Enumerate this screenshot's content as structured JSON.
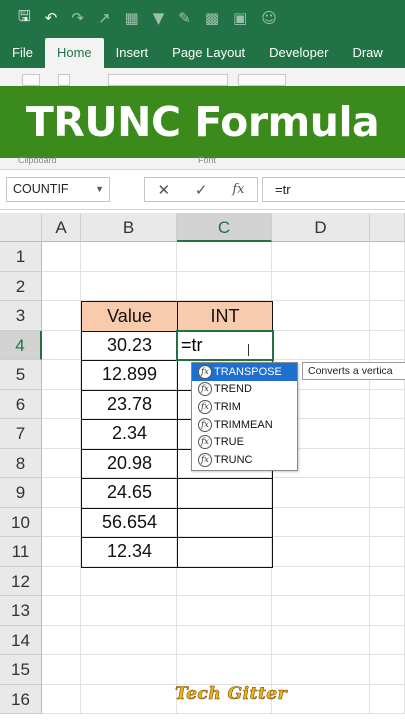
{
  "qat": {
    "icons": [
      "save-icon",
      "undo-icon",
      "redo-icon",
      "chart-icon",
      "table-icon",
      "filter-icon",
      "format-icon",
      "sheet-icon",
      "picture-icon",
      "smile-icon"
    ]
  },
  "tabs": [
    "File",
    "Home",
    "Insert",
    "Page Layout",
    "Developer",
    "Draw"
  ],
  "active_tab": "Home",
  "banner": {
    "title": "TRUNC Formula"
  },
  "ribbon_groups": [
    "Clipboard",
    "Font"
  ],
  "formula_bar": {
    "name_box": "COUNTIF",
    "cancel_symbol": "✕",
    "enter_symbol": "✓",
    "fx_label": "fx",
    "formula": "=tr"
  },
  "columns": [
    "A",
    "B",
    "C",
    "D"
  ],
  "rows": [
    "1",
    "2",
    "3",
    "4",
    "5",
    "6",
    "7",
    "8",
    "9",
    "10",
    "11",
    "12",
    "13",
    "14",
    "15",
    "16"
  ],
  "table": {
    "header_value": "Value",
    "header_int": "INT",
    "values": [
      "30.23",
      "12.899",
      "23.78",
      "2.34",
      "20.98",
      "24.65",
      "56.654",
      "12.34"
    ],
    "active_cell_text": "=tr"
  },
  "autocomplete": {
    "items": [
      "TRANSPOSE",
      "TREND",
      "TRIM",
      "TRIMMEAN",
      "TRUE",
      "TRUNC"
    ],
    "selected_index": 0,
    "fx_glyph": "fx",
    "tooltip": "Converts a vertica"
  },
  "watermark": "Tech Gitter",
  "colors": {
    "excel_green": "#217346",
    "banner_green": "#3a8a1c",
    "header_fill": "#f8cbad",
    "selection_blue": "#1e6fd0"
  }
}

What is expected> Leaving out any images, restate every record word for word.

The completed task>
Enumerate this screenshot's content as structured JSON.
{
  "qat": {
    "icons": [
      "save-icon",
      "undo-icon",
      "redo-icon",
      "chart-icon",
      "table-icon",
      "filter-icon",
      "format-icon",
      "sheet-icon",
      "picture-icon",
      "smile-icon"
    ]
  },
  "tabs": [
    "File",
    "Home",
    "Insert",
    "Page Layout",
    "Developer",
    "Draw"
  ],
  "active_tab": "Home",
  "banner": {
    "title": "TRUNC Formula"
  },
  "ribbon_groups": [
    "Clipboard",
    "Font"
  ],
  "formula_bar": {
    "name_box": "COUNTIF",
    "cancel_symbol": "✕",
    "enter_symbol": "✓",
    "fx_label": "fx",
    "formula": "=tr"
  },
  "columns": [
    "A",
    "B",
    "C",
    "D"
  ],
  "rows": [
    "1",
    "2",
    "3",
    "4",
    "5",
    "6",
    "7",
    "8",
    "9",
    "10",
    "11",
    "12",
    "13",
    "14",
    "15",
    "16"
  ],
  "table": {
    "header_value": "Value",
    "header_int": "INT",
    "values": [
      "30.23",
      "12.899",
      "23.78",
      "2.34",
      "20.98",
      "24.65",
      "56.654",
      "12.34"
    ],
    "active_cell_text": "=tr"
  },
  "autocomplete": {
    "items": [
      "TRANSPOSE",
      "TREND",
      "TRIM",
      "TRIMMEAN",
      "TRUE",
      "TRUNC"
    ],
    "selected_index": 0,
    "fx_glyph": "fx",
    "tooltip": "Converts a vertica"
  },
  "watermark": "Tech Gitter",
  "colors": {
    "excel_green": "#217346",
    "banner_green": "#3a8a1c",
    "header_fill": "#f8cbad",
    "selection_blue": "#1e6fd0"
  }
}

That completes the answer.